Catherine Rampell wants to criminalize wage theft:
“Wage theft” is an old problem. It can take many forms, including paying less than the minimum hourly wage, working employees off the clock, not paying required overtime rates and shifting hours into the next pay period so that overtime isn’t incurred. Unfortunately, reliable data on the magnitude of the problem are scarce. Workers can be afraid to report the theft for fear of losing their jobs altogether, especially in today’s terrible economy, and many don’t know their rights. Often workers don’t even realize their pay is being skimmed. …
The consequences for wage theft are rare, small and not particularly deterring. Even when government investigators pursue these complaints, for example, criminal charges are rarely filed. Harsher penalties, including prison time, should be on the table more often when willful wrongdoing is proved. Thieves caught stealing thousands of dollars from someone’s home can go to jail; the same should be true for thieves caught stealing thousands of dollars from someone’s paycheck.
Kathleen Geier approves:
Though some people might argue that hard time for the wage thieves is a harsh penalty, I’m not one of them.

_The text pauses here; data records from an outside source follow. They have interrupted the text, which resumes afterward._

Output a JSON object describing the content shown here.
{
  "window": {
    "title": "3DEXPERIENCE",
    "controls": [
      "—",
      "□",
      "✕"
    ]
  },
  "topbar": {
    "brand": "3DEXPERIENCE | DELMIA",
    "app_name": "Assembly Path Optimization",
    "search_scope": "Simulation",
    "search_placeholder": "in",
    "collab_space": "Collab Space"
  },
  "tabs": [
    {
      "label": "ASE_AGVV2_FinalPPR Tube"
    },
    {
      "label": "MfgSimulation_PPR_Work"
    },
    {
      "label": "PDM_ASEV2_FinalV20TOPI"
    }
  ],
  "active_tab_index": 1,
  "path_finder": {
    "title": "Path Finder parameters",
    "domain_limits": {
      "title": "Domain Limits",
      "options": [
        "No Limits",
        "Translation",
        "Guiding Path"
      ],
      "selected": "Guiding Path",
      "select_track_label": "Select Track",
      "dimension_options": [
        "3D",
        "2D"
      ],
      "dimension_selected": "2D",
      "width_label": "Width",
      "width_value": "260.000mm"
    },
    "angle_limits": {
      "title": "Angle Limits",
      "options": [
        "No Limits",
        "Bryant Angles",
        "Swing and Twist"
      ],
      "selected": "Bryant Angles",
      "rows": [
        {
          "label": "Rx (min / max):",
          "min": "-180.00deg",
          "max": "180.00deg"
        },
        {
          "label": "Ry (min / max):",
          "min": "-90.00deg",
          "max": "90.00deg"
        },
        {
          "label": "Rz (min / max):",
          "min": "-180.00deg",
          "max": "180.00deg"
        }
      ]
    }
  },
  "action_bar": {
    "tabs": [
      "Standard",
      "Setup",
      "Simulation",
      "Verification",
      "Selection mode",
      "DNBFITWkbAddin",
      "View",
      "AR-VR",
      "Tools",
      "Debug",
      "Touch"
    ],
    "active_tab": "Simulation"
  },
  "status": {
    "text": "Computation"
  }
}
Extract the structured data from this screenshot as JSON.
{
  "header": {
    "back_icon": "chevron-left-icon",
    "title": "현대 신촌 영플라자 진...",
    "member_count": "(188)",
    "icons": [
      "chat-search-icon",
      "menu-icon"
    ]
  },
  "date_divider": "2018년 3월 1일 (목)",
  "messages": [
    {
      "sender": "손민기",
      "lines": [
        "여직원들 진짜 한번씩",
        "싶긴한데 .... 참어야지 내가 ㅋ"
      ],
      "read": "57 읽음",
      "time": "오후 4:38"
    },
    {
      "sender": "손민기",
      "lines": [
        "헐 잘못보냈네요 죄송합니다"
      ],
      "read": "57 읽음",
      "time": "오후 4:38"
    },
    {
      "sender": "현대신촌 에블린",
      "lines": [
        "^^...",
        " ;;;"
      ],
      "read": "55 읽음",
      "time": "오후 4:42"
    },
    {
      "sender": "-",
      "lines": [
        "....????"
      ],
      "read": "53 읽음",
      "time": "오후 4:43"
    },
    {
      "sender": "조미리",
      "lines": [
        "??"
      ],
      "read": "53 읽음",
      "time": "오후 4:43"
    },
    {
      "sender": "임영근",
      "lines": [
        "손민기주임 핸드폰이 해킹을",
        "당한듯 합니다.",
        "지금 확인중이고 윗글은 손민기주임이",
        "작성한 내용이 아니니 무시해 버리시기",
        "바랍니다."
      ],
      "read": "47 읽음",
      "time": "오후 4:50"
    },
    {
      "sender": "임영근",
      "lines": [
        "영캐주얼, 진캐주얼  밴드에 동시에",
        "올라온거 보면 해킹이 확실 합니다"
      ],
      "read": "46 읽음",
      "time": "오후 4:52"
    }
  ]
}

We call this practice “theft” because that is what it is. Just as anti-choicers who refer to abortion as “murder” should either embrace the logic of their own argument and support prison time for women who undergo abortions, or abandon the use of the “murder” label altogether when applied to abortion, the opponents of wage theft should stand firmly in favor of prison sentences for those convicted of this sleazy, bottom-feeding crime.